Tuesday, March 23, 2010

The infamous Slow Boat

There are so many stories about the slow boat online and in the guidebooks and the majority of them say how bad it is - overcrowded, ancient boats, unsafe drivers, scams, unpredictable schedules, etc, etc.  Faced with the prospect of another long and bumpy ride on a crowded bus on dodgy roads, we decided the boat would be the way to go.  Besides, we'd also heard that the boat afforded riders with views of some great scenery along the way and a glimpse of many Laos villages that are scattered along the river.

Most of what we heard about the boat was true.  The boat was decrepit, it didn't leave anywhere near on time, and it was crowded.  In fact, crowded is an understatement.  It was bursting at the seams.  From the time got on and the time we finally departed, the boat dropped about a foot or more in the water.  Luckily we were among the first people on so we had our choice of places to sit.  We chose to spread out on the floor in the front of the boat, away from the noise and fumes of the engine and more spacious than the rickety wooden benches that were crammed together in the middle section.  This was probably our best decision of the trip so far.

Just when we thought the boat was full, another tuk tuk would pull up and unload a bunch more backpackers.  Then another...and another.  They just kept coming.  Along with a few others, we attempted to protest to the driver that the boat was too full and a second boat was needed to accommodate everyone but we were completely ignored and soon after the engine was fired up and we were off.

Despite all that, we had great time!  We met a fun group of people on the boat and together we created a bit of a party atmosphere in the front section (the people stuck in the back hated us).  Day 1 of the boat trip was also Lee's birthday which Courtney wasted no time in telling everyone.  Midway through the day Lee went to the bathroom and when he returned he was surprised with a full rendition of Happy Birthday from half of the boat which concluded with Lee performing a keg stand on a can of Beerlao (orchestrated by a hilarious Belgian guy called "T-Bone" who ended up being the unofficial Entertainment Director for the duration of the trip).  At 6pm we finally arrived in Pak Beng, the midway point of the trip and the place we would be staying for the night before continuing on in the morning.

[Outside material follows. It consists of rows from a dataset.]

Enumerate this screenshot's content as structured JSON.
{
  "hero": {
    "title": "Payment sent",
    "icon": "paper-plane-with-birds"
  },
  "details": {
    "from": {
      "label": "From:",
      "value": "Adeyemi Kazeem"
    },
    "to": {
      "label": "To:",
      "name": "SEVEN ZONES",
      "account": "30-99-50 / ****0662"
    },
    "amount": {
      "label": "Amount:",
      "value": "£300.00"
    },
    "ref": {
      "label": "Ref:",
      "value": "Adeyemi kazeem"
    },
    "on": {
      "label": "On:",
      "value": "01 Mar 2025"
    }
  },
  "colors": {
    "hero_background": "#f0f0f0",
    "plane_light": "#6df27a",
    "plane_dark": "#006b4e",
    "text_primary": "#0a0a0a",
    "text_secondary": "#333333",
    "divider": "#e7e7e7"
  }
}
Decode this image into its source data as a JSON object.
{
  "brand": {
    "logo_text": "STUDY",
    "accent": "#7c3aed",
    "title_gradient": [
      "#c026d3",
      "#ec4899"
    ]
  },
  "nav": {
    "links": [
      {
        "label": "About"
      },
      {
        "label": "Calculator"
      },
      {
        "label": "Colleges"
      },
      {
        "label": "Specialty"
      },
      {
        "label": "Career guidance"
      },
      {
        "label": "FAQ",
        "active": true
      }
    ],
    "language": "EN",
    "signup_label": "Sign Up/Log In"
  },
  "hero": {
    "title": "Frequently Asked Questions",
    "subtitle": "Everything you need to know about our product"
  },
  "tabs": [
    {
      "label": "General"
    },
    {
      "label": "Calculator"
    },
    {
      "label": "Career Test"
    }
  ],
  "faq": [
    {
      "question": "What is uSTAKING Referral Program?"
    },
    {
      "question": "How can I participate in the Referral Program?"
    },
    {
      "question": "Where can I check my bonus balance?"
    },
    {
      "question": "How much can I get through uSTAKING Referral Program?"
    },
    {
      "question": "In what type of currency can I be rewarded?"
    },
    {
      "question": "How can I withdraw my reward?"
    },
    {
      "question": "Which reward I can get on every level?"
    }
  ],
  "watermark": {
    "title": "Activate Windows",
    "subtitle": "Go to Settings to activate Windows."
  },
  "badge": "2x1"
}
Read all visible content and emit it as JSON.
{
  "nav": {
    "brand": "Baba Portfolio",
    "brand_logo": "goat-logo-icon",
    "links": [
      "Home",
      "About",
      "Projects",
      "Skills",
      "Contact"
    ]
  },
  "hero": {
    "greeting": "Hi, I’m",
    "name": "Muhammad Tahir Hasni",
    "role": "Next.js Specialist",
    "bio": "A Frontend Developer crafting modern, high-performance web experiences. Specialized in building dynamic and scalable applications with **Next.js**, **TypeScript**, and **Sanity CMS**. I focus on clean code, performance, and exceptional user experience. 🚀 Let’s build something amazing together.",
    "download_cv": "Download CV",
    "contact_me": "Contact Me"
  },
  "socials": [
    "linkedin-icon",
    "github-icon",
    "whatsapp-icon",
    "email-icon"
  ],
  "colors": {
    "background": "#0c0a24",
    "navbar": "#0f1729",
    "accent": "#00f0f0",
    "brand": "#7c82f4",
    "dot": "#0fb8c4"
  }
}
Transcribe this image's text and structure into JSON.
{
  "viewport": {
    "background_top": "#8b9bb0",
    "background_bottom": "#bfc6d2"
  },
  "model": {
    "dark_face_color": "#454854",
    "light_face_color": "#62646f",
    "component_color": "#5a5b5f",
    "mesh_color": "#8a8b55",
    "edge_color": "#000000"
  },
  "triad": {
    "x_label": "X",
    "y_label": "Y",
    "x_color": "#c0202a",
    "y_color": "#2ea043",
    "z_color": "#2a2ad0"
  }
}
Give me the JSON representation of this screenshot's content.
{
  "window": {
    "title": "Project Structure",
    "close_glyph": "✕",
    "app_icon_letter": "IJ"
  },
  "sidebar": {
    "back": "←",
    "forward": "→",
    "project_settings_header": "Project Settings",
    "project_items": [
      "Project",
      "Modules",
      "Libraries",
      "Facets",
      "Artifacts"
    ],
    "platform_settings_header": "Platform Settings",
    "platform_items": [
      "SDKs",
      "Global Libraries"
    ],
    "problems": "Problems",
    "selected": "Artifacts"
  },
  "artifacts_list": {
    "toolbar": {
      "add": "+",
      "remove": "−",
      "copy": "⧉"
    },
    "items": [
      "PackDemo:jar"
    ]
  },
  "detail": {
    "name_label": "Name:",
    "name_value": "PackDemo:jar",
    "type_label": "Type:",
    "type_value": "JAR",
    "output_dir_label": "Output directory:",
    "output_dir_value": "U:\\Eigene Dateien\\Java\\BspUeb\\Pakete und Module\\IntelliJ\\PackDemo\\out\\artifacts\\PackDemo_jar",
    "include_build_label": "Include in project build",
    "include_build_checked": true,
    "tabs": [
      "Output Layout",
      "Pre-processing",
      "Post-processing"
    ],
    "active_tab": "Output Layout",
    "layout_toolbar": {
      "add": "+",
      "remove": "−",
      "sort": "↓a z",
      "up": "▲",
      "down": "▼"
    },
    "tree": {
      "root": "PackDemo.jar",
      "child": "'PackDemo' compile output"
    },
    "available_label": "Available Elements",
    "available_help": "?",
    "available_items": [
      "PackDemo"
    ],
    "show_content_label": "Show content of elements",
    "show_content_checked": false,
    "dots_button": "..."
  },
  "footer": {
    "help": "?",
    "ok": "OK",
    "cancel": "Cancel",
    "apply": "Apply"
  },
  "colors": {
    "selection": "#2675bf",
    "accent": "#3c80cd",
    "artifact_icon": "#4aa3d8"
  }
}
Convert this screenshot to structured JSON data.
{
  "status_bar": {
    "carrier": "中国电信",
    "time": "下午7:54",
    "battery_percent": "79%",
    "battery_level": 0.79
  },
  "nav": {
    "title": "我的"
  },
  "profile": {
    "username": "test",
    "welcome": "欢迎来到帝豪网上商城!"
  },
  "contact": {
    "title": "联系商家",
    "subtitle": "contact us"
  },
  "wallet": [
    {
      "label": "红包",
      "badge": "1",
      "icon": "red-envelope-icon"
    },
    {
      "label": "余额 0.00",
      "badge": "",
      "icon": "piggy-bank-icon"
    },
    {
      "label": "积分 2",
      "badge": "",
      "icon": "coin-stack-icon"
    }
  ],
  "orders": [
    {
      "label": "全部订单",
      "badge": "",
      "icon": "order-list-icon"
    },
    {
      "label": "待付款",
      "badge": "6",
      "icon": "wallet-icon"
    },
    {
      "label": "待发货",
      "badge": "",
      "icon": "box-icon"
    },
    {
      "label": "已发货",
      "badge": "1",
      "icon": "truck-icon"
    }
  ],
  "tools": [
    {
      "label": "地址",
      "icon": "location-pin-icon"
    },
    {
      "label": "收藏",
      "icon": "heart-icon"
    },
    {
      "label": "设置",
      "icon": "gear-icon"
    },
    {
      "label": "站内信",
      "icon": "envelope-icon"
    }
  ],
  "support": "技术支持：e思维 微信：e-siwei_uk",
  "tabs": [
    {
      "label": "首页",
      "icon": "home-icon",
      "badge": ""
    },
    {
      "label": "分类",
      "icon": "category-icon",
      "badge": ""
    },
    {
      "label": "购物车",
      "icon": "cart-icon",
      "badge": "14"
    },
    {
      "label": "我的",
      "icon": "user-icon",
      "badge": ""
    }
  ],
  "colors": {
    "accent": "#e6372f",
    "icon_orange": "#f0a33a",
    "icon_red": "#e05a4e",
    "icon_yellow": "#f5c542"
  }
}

Day 2 was a little more subdued as the boaters recovered fromthe Day 1 festivities but we still enjoyed a pleasant meander down the river to Luang Prabang.

1 comment:

  1. I would have loved to see the happy birthday scene! Sounds like T-bone knows what's up.